This image from the Environment Agency 50cm LiDAR (equating to c.9 data points per square metre) shows the site of Rievaulx Abbey (Scheduled Monument) near the central bottom of the picture, with all the buildings stripped away to show the underlying and surrounding earthworks. There is a mass of detail to see here. To the north of the Abbey are the houses of the village with a whole series of platforms and enclosures visible on the valley side. Just below these is the line of the “Canal”, a watercourse dug by the monks to bring a supply of water from the River Rye into the Abbey complex. Surrounding the village are numerous hollow-ways (former routeways) and extensive remains of old quarries. The level earthwork platform, running North-South to the bottom right of the picture is the northern half of Rievaulx Terrace. The corresponding aerial photograph from July 2014, with the water courses and major earthworks (mapped by the Ordnance Survey) layers switched on, help to clarify the positions of some of these features, including the line of ponds leading down to what was the Medieval water-mill, now a private dwelling.
Figures 3 and 3a: Holmes Alum Quarry in Mulgrave Woods
This is a classic example of the value of LiDAR imagery. The aerial photograph from August 2015 shows trees blanketing virtually all archaeological detail but this is beautifully clear in the 10cm resolution LiDAR image from Spring 2017 (Durham University/North York Moors National Park Authority; equating to c.90 data points per square metre). You can see the three adjoining quarry scoops to the south of Sandsend Beck, with a mass of, presumably associated, earthworks just across the beck to the north-west. This is thought to represent the site of Holmes Alum Quarry which is recorded as operating from about 1680. Works here had ceased by the late 18th century / early 19th century when this area was landscaped as an arboretum for Mulgrave Castle. I am not aware that this site has ever been surveyed in detail on the ground – this imagery provides a very good starting point. Roasted shale is recorded as having been found in the area so the sites of roasting clamps and, possibly, even steeping pits should probably be there to be found. On the plateau to the south of the quarries is an area of Medieval and Post-Medieval Ridge and Furrow (ploughing) cultivation which is clearly visible.

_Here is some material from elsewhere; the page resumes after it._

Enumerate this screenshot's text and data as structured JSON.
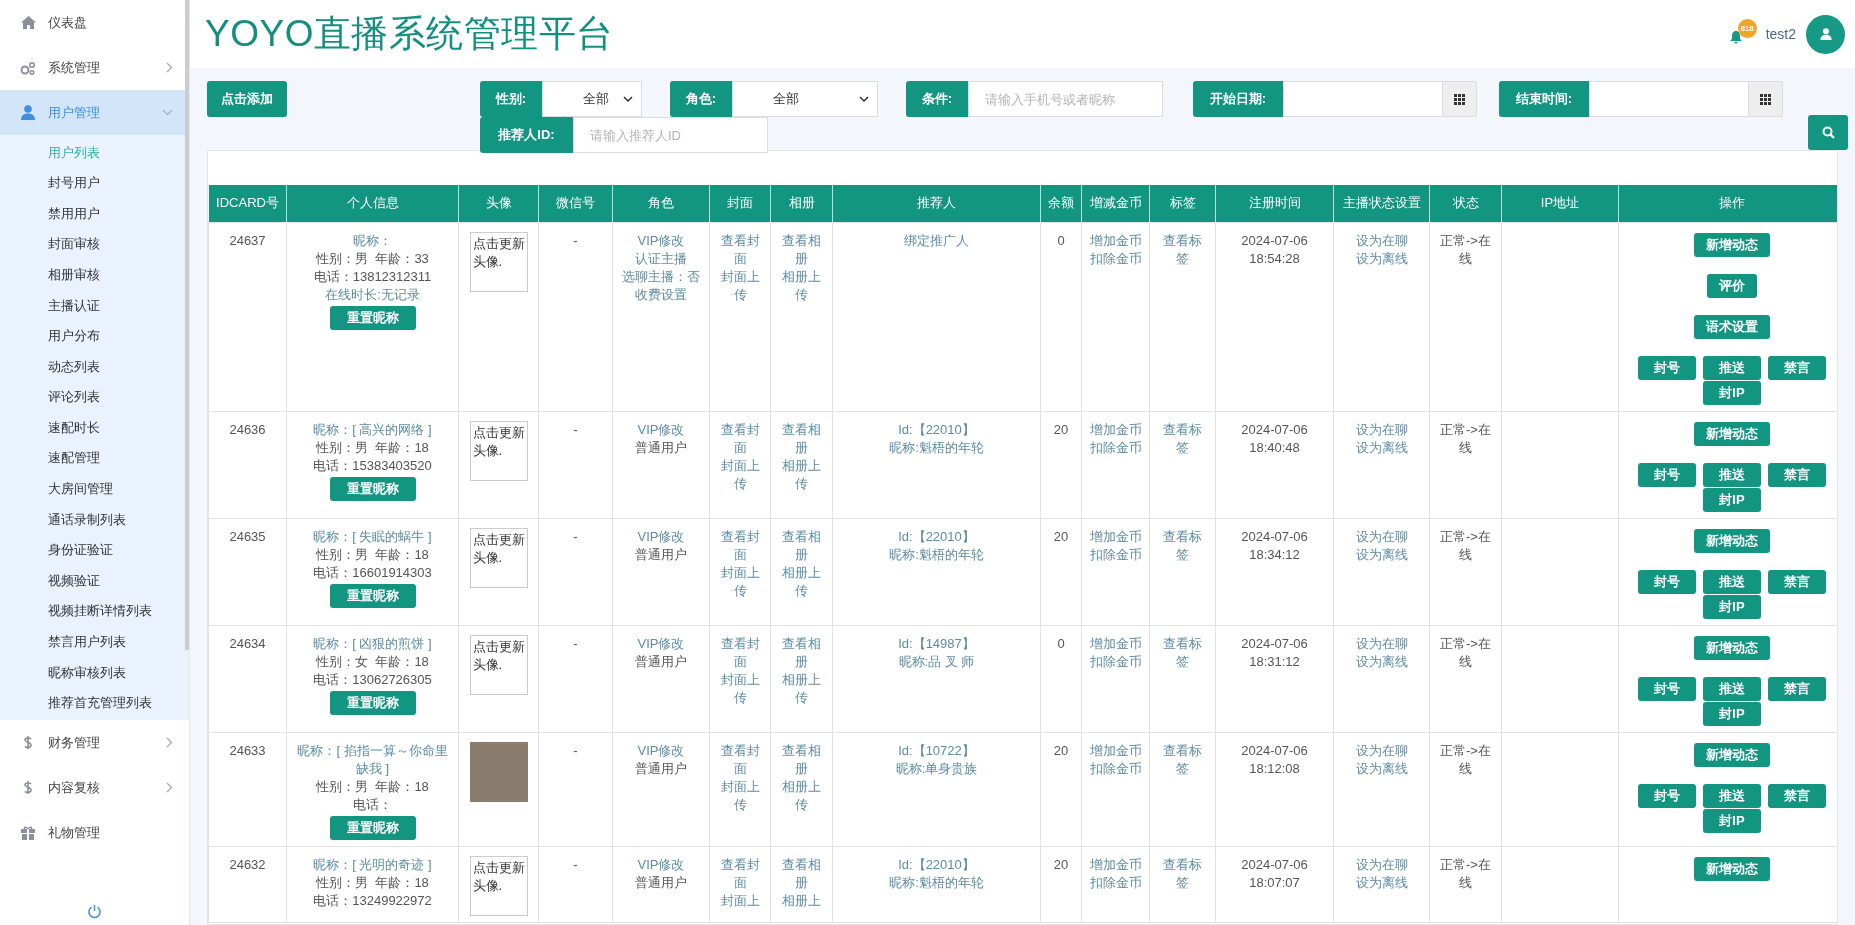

For more information on LiDAR, have a look at “The Light Fantastic” produced by Historic England